# [Recorded information]
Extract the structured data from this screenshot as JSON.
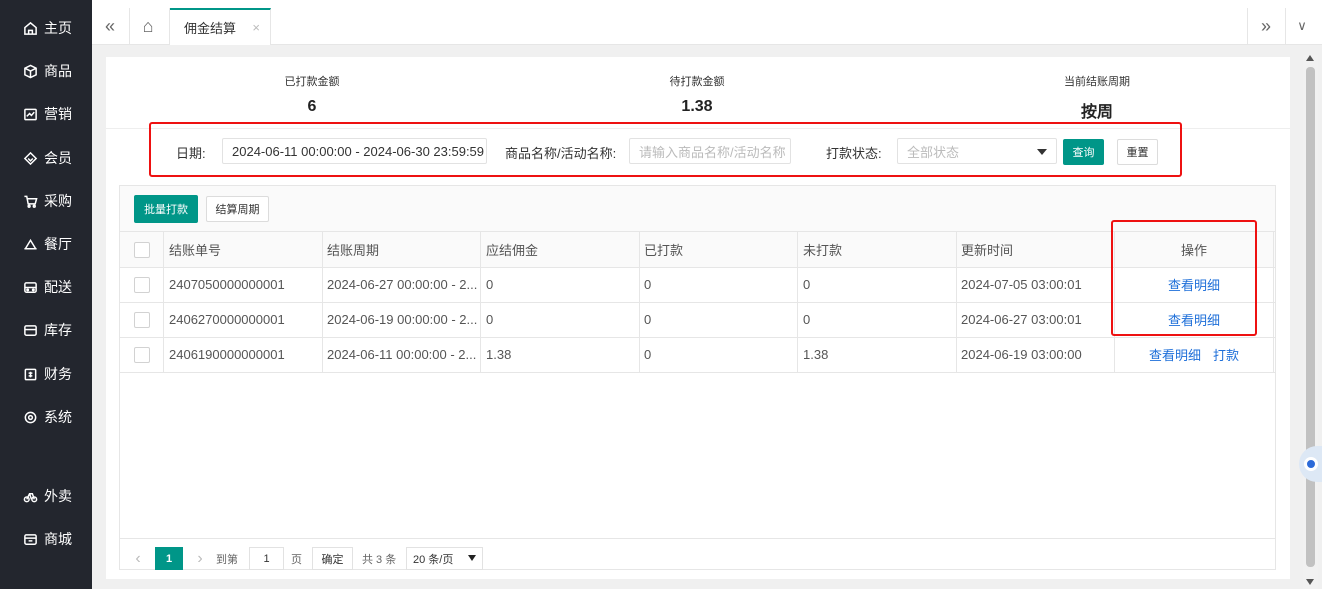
{
  "sidebar": {
    "items": [
      {
        "label": "主页",
        "icon": "home-icon"
      },
      {
        "label": "商品",
        "icon": "box-icon"
      },
      {
        "label": "营销",
        "icon": "chart-icon"
      },
      {
        "label": "会员",
        "icon": "diamond-icon"
      },
      {
        "label": "采购",
        "icon": "cart-icon"
      },
      {
        "label": "餐厅",
        "icon": "cloche-icon"
      },
      {
        "label": "配送",
        "icon": "truck-icon"
      },
      {
        "label": "库存",
        "icon": "warehouse-icon"
      },
      {
        "label": "财务",
        "icon": "finance-icon"
      },
      {
        "label": "系统",
        "icon": "gear-icon"
      },
      {
        "label": "外卖",
        "icon": "bike-icon"
      },
      {
        "label": "商城",
        "icon": "store-icon"
      }
    ]
  },
  "tabbar": {
    "collapse_icon": "«",
    "home_icon": "⌂",
    "active_tab": "佣金结算",
    "close_icon": "×",
    "next_icon": "»",
    "dropdown_icon": "∨"
  },
  "stats": {
    "paid_label": "已打款金额",
    "paid_value": "6",
    "pending_label": "待打款金额",
    "pending_value": "1.38",
    "cycle_label": "当前结账周期",
    "cycle_value": "按周"
  },
  "filters": {
    "date_label": "日期:",
    "date_value": "2024-06-11 00:00:00 - 2024-06-30 23:59:59",
    "name_label": "商品名称/活动名称:",
    "name_placeholder": "请输入商品名称/活动名称",
    "status_label": "打款状态:",
    "status_value": "全部状态",
    "query_button": "查询",
    "reset_button": "重置"
  },
  "toolbar": {
    "batch_pay_button": "批量打款",
    "cycle_button": "结算周期"
  },
  "table": {
    "columns": [
      "结账单号",
      "结账周期",
      "应结佣金",
      "已打款",
      "未打款",
      "更新时间",
      "操作"
    ],
    "rows": [
      {
        "id": "2407050000000001",
        "period": "2024-06-27 00:00:00 - 2...",
        "due": "0",
        "paid": "0",
        "unpaid": "0",
        "updated": "2024-07-05 03:00:01",
        "actions": [
          "查看明细"
        ]
      },
      {
        "id": "2406270000000001",
        "period": "2024-06-19 00:00:00 - 2...",
        "due": "0",
        "paid": "0",
        "unpaid": "0",
        "updated": "2024-06-27 03:00:01",
        "actions": [
          "查看明细"
        ]
      },
      {
        "id": "2406190000000001",
        "period": "2024-06-11 00:00:00 - 2...",
        "due": "1.38",
        "paid": "0",
        "unpaid": "1.38",
        "updated": "2024-06-19 03:00:00",
        "actions": [
          "查看明细",
          "打款"
        ]
      }
    ]
  },
  "pager": {
    "prev_icon": "‹",
    "current_page": "1",
    "next_icon": "›",
    "goto_label": "到第",
    "goto_value": "1",
    "page_unit": "页",
    "confirm_button": "确定",
    "total_text": "共 3 条",
    "page_size": "20 条/页"
  },
  "colors": {
    "sidebar_bg": "#23262e",
    "accent": "#009688",
    "link": "#1e6fd9",
    "highlight": "#ee1111"
  }
}
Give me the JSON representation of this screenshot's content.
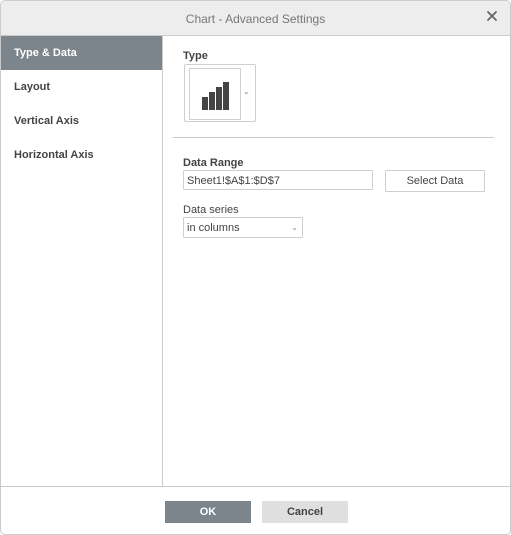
{
  "window": {
    "title": "Chart - Advanced Settings",
    "close_icon": "close-icon"
  },
  "sidebar": {
    "items": [
      {
        "label": "Type & Data",
        "active": true
      },
      {
        "label": "Layout",
        "active": false
      },
      {
        "label": "Vertical Axis",
        "active": false
      },
      {
        "label": "Horizontal Axis",
        "active": false
      }
    ]
  },
  "type_section": {
    "label": "Type",
    "selected_icon": "column-chart-icon",
    "caret": "⌄"
  },
  "data_range": {
    "label": "Data Range",
    "value": "Sheet1!$A$1:$D$7",
    "select_button": "Select Data"
  },
  "data_series": {
    "label": "Data series",
    "selected": "in columns",
    "caret": "⌄"
  },
  "footer": {
    "ok": "OK",
    "cancel": "Cancel"
  },
  "colors": {
    "accent": "#7d858c",
    "title_bar": "#ededed",
    "cancel_bg": "#dfdfdf",
    "border": "#cbcbcb"
  }
}
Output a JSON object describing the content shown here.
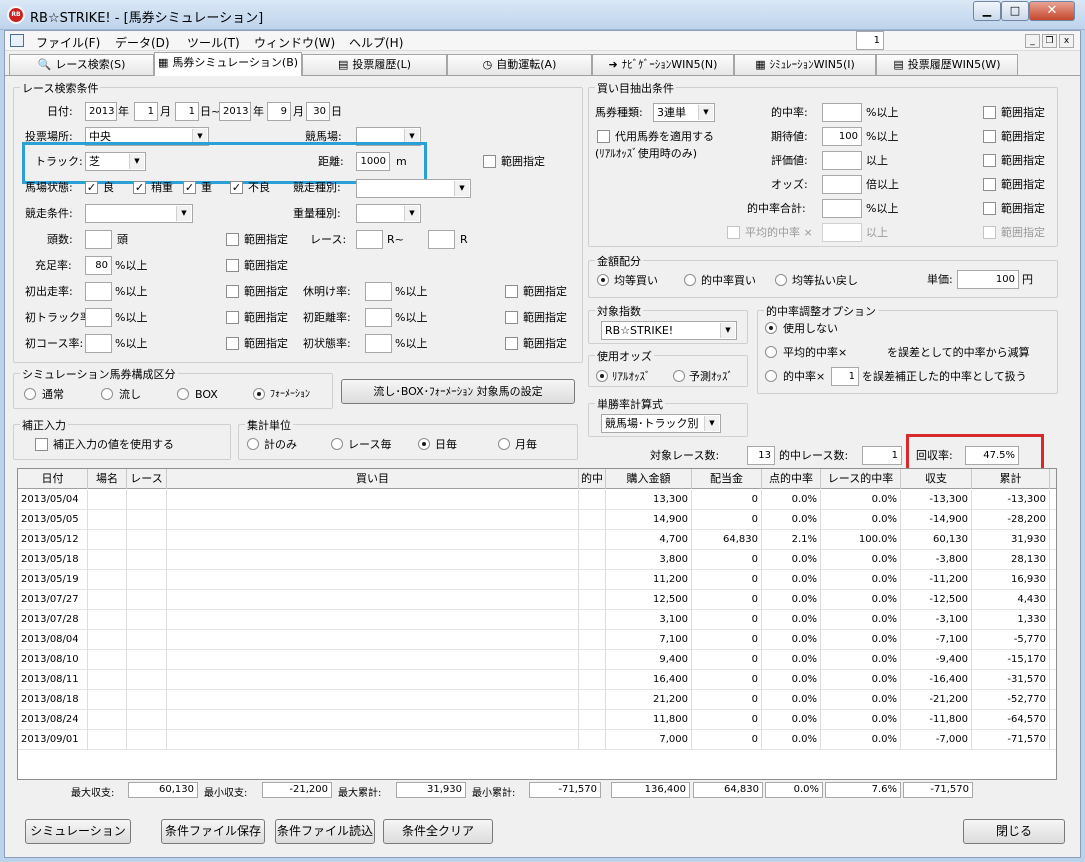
{
  "window": {
    "title": "RB☆STRIKE! - [馬券シミュレーション]",
    "app_icon_text": "RB"
  },
  "menu": [
    "ファイル(F)",
    "データ(D)",
    "ツール(T)",
    "ウィンドウ(W)",
    "ヘルプ(H)"
  ],
  "tabs": [
    "レース検索(S)",
    "馬券シミュレーション(B)",
    "投票履歴(L)",
    "自動運転(A)",
    "ﾅﾋﾞｹﾞｰｼｮﾝWIN5(N)",
    "ｼﾐｭﾚｰｼｮﾝWIN5(I)",
    "投票履歴WIN5(W)"
  ],
  "search": {
    "group_label": "レース検索条件",
    "date_label": "日付:",
    "from_year": "2013",
    "from_month": "1",
    "from_day": "1",
    "to_year": "2013",
    "to_month": "9",
    "to_day": "30",
    "year_unit": "年",
    "month_unit": "月",
    "day_range": "日~",
    "day_unit": "日",
    "venue_label": "投票場所:",
    "venue_value": "中央",
    "racecourse_label": "競馬場:",
    "racecourse_value": "",
    "track_label": "トラック:",
    "track_value": "芝",
    "distance_label": "距離:",
    "distance_value": "1000",
    "distance_unit": "m",
    "range_label": "範囲指定",
    "condition_label": "馬場状態:",
    "conditions": [
      "良",
      "稍重",
      "重",
      "不良"
    ],
    "race_type_label": "競走種別:",
    "race_cond_label": "競走条件:",
    "weight_type_label": "重量種別:",
    "heads_label": "頭数:",
    "heads_unit": "頭",
    "race_label": "レース:",
    "race_from_unit": "R~",
    "race_to_unit": "R",
    "fill_label": "充足率:",
    "fill_value": "80",
    "pct_over": "%以上",
    "first_run_label": "初出走率:",
    "rest_label": "休明け率:",
    "first_track_label": "初トラック率:",
    "first_dist_label": "初距離率:",
    "first_course_label": "初コース率:",
    "first_cond_label": "初状態率:"
  },
  "buy": {
    "group_label": "買い目抽出条件",
    "bet_type_label": "馬券種類:",
    "bet_type_value": "3連単",
    "substitute_label": "代用馬券を適用する",
    "substitute_note": "(ﾘｱﾙｵｯｽﾞ使用時のみ)",
    "hit_rate_label": "的中率:",
    "hit_rate_unit": "%以上",
    "expect_label": "期待値:",
    "expect_value": "100",
    "expect_unit": "%以上",
    "rating_label": "評価値:",
    "rating_unit": "以上",
    "odds_label": "オッズ:",
    "odds_unit": "倍以上",
    "hit_total_label": "的中率合計:",
    "hit_total_unit": "%以上",
    "avg_hit_label": "平均的中率 ×",
    "avg_hit_unit": "以上",
    "range_label": "範囲指定"
  },
  "alloc": {
    "group_label": "金額配分",
    "options": [
      "均等買い",
      "的中率買い",
      "均等払い戻し"
    ],
    "unit_label": "単価:",
    "unit_value": "100",
    "unit_suffix": "円"
  },
  "target": {
    "group_label": "対象指数",
    "value": "RB☆STRIKE!"
  },
  "odds_use": {
    "group_label": "使用オッズ",
    "options": [
      "ﾘｱﾙｵｯｽﾞ",
      "予測ｵｯｽﾞ"
    ]
  },
  "formula": {
    "group_label": "単勝率計算式",
    "value": "競馬場･トラック別"
  },
  "adjust": {
    "group_label": "的中率調整オプション",
    "none_label": "使用しない",
    "opt2_pre": "平均的中率×",
    "opt2_value": "1",
    "opt2_post": "を誤差として的中率から減算",
    "opt3_pre": "的中率×",
    "opt3_value": "1",
    "opt3_post": "を誤差補正した的中率として扱う"
  },
  "composition": {
    "group_label": "シミュレーション馬券構成区分",
    "options": [
      "通常",
      "流し",
      "BOX",
      "ﾌｫｰﾒｰｼｮﾝ"
    ],
    "setting_button": "流し･BOX･ﾌｫｰﾒｰｼｮﾝ 対象馬の設定"
  },
  "correction": {
    "group_label": "補正入力",
    "checkbox": "補正入力の値を使用する"
  },
  "aggregate": {
    "group_label": "集計単位",
    "options": [
      "計のみ",
      "レース毎",
      "日毎",
      "月毎"
    ]
  },
  "stats": {
    "target_races_label": "対象レース数:",
    "target_races": "13",
    "hit_races_label": "的中レース数:",
    "hit_races": "1",
    "recovery_label": "回収率:",
    "recovery": "47.5%"
  },
  "table": {
    "headers": [
      "日付",
      "場名",
      "レース",
      "買い目",
      "的中",
      "購入金額",
      "配当金",
      "点的中率",
      "レース的中率",
      "収支",
      "累計"
    ],
    "rows": [
      [
        "2013/05/04",
        "",
        "",
        "",
        "",
        "13,300",
        "0",
        "0.0%",
        "0.0%",
        "-13,300",
        "-13,300"
      ],
      [
        "2013/05/05",
        "",
        "",
        "",
        "",
        "14,900",
        "0",
        "0.0%",
        "0.0%",
        "-14,900",
        "-28,200"
      ],
      [
        "2013/05/12",
        "",
        "",
        "",
        "",
        "4,700",
        "64,830",
        "2.1%",
        "100.0%",
        "60,130",
        "31,930"
      ],
      [
        "2013/05/18",
        "",
        "",
        "",
        "",
        "3,800",
        "0",
        "0.0%",
        "0.0%",
        "-3,800",
        "28,130"
      ],
      [
        "2013/05/19",
        "",
        "",
        "",
        "",
        "11,200",
        "0",
        "0.0%",
        "0.0%",
        "-11,200",
        "16,930"
      ],
      [
        "2013/07/27",
        "",
        "",
        "",
        "",
        "12,500",
        "0",
        "0.0%",
        "0.0%",
        "-12,500",
        "4,430"
      ],
      [
        "2013/07/28",
        "",
        "",
        "",
        "",
        "3,100",
        "0",
        "0.0%",
        "0.0%",
        "-3,100",
        "1,330"
      ],
      [
        "2013/08/04",
        "",
        "",
        "",
        "",
        "7,100",
        "0",
        "0.0%",
        "0.0%",
        "-7,100",
        "-5,770"
      ],
      [
        "2013/08/10",
        "",
        "",
        "",
        "",
        "9,400",
        "0",
        "0.0%",
        "0.0%",
        "-9,400",
        "-15,170"
      ],
      [
        "2013/08/11",
        "",
        "",
        "",
        "",
        "16,400",
        "0",
        "0.0%",
        "0.0%",
        "-16,400",
        "-31,570"
      ],
      [
        "2013/08/18",
        "",
        "",
        "",
        "",
        "21,200",
        "0",
        "0.0%",
        "0.0%",
        "-21,200",
        "-52,770"
      ],
      [
        "2013/08/24",
        "",
        "",
        "",
        "",
        "11,800",
        "0",
        "0.0%",
        "0.0%",
        "-11,800",
        "-64,570"
      ],
      [
        "2013/09/01",
        "",
        "",
        "",
        "",
        "7,000",
        "0",
        "0.0%",
        "0.0%",
        "-7,000",
        "-71,570"
      ]
    ]
  },
  "summary": {
    "max_income_label": "最大収支:",
    "max_income": "60,130",
    "min_income_label": "最小収支:",
    "min_income": "-21,200",
    "max_cum_label": "最大累計:",
    "max_cum": "31,930",
    "min_cum_label": "最小累計:",
    "min_cum": "-71,570",
    "total_purchase": "136,400",
    "total_payout": "64,830",
    "total_point_rate": "0.0%",
    "total_race_rate": "7.6%",
    "total_income": "-71,570"
  },
  "footer": {
    "simulate": "シミュレーション",
    "save": "条件ファイル保存",
    "load": "条件ファイル読込",
    "clear": "条件全クリア",
    "close": "閉じる"
  },
  "colors": {
    "highlight_blue": "#2aa0d6",
    "highlight_red": "#d82a2a",
    "title_bar": "#c9dcf1"
  }
}
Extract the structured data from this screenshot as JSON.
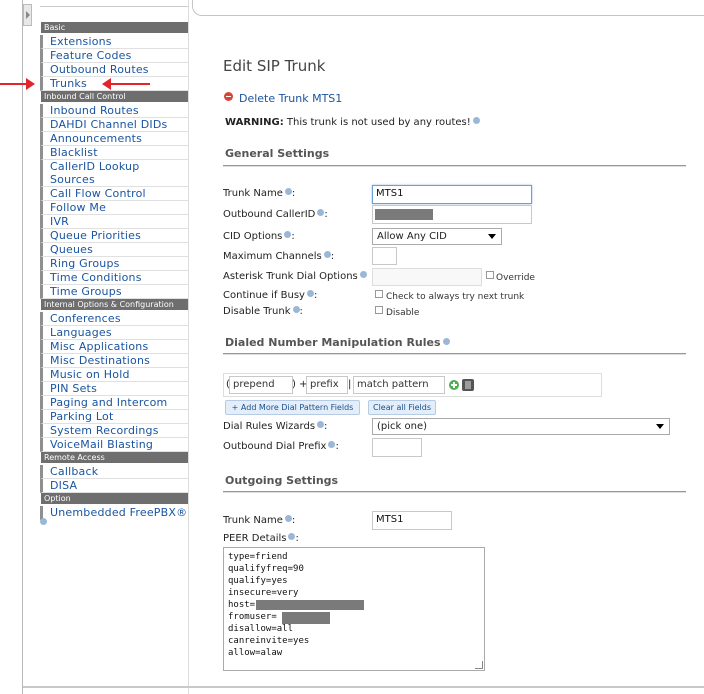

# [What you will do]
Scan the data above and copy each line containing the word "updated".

# [Answer section]
        "updated": "2024-07-05 03:00:01",
        "updated": "2024-06-27 03:00:01",
        "updated": "2024-06-19 03:00:00",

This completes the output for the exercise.